- Hollande condemns violence and says UberPop must be declared illegal
- Interior Minster lodges legal action against Uber for “pursuing an illegal activity”
- A number of taxi drivers are continuing to protest in western Paris
French President Francois Hollande on Friday condemned violent protests against ride-booking app Uber after taxi drivers
set fire to vehicles and blocked highways but he said the service should be taken off the road.
Hollande described the demonstrations, in which US rocker Courtney Love was caught up, as “unacceptable violence in a democracy, in a country like France.”
But Hollande, attending an EU leaders summit in Brussels, added: “UberPop should be dissolved and declared illegal.”
The service has been illegal in France since January, but the law has proved difficult to enforce and it continues to operate.
Around 3,000 cabbies took part in the strike Thursday, blocking access to the capital's Charles de Gaulle and Orly airports, and preventing cars reaching train stations around the country.

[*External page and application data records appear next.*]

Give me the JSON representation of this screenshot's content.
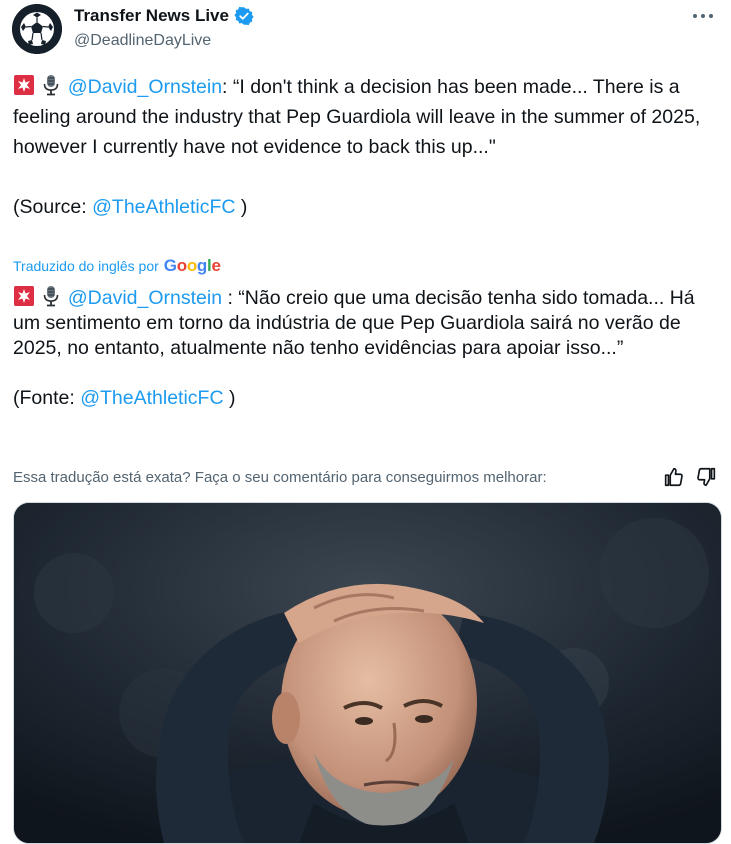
{
  "author": {
    "display_name": "Transfer News Live",
    "handle": "@DeadlineDayLive",
    "verified": true,
    "avatar_icon": "soccer-ball-icon"
  },
  "original": {
    "mention": "@David_Ornstein",
    "text_1": ": “I don't think a decision has been made... There is a feeling around the industry that Pep Guardiola will leave in the summer of 2025, however I currently have not evidence to back this up...\"",
    "source_prefix": "(Source: ",
    "source_link": "@TheAthleticFC",
    "source_suffix": " )"
  },
  "translation_label": "Traduzido do inglês por",
  "translation_provider": "Google",
  "translation": {
    "mention": "@David_Ornstein",
    "text_1": " : “Não creio que uma decisão tenha sido tomada... Há um sentimento em torno da indústria de que Pep Guardiola sairá no verão de 2025, no entanto, atualmente não tenho evidências para apoiar isso...”",
    "source_prefix": "(Fonte: ",
    "source_link": "@TheAthleticFC",
    "source_suffix": " )"
  },
  "feedback": {
    "question": "Essa tradução está exata? Faça o seu comentário para conseguirmos melhorar:",
    "like_icon": "thumbs-up-icon",
    "dislike_icon": "thumbs-down-icon"
  },
  "colors": {
    "link": "#1d9bf0",
    "verified": "#1d9bf0",
    "text": "#0f1419",
    "secondary": "#536471"
  }
}
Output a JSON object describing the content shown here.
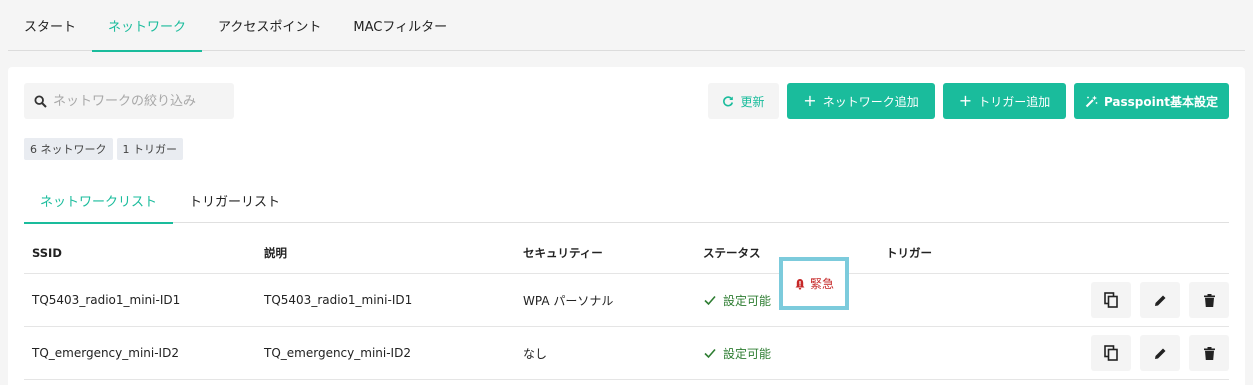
{
  "top_tabs": [
    "スタート",
    "ネットワーク",
    "アクセスポイント",
    "MACフィルター"
  ],
  "search": {
    "placeholder": "ネットワークの絞り込み"
  },
  "toolbar": {
    "refresh_label": "更新",
    "add_network_label": "ネットワーク追加",
    "add_trigger_label": "トリガー追加",
    "passpoint_label": "Passpoint基本設定"
  },
  "badges": {
    "networks": "6 ネットワーク",
    "triggers": "1 トリガー"
  },
  "sub_tabs": [
    "ネットワークリスト",
    "トリガーリスト"
  ],
  "table": {
    "columns": [
      "SSID",
      "説明",
      "セキュリティー",
      "ステータス",
      "トリガー"
    ],
    "rows": [
      {
        "ssid": "TQ5403_radio1_mini-ID1",
        "description": "TQ5403_radio1_mini-ID1",
        "security": "WPA パーソナル",
        "status": "設定可能",
        "trigger": ""
      },
      {
        "ssid": "TQ_emergency_mini-ID2",
        "description": "TQ_emergency_mini-ID2",
        "security": "なし",
        "status": "設定可能",
        "trigger": "緊急"
      }
    ]
  },
  "colors": {
    "accent": "#1abc9c",
    "status_ok": "#2e7d32",
    "emergency": "#c62828",
    "highlight_box": "#7ccbdc"
  }
}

Ten people were arrested, seven police officers were injured and 70 vehicles were damaged in clashes between Uber drivers and taxi drivers.
Taxi drivers are furious at what they see as unfair competition from Uber, which puts customers in touch with private drivers at prices lower than those of traditional taxis.
Interior Minister Bernard Cazeneuve said after meeting taxi drivers' unions following a fraught day: “UberPop is an illegal service, it must be closed down.”
Until that was done, “the vehicles of UberPop drivers should be systematically impounded when they are openly breaking the law”, the minister said.
“Governing the country will never be done by the law of the jungle,” Cazeneuve added.
On Friday Cazeneuve launched legal action against Uber for continuing an “illegal activity”. The minister denounced the “cynical and arrogant” attitude of the company, which he said operated an “underground and clandestine economy”
One of the taxi drivers' representatives, Ibrahima Sylla, described the minister's words as “promises, again” and said the drivers were considering continuing the demonstrations.
“What happened on Thursday was an SOS, an alarm cry. We are dying and the state must take its responsibilities,” before calling on French taxi drivers to continue the movement.
Most cabbies heeded their unions' calls to return to work on Friday, but around 40 die-hards remained at the busy Porte Maillot junction in western Paris.
“The drivers decided to keep up the action because we didn't get anything, only some things to regulate the (drivers) on the black market, which is in any case banned,” said Khalid, a driver.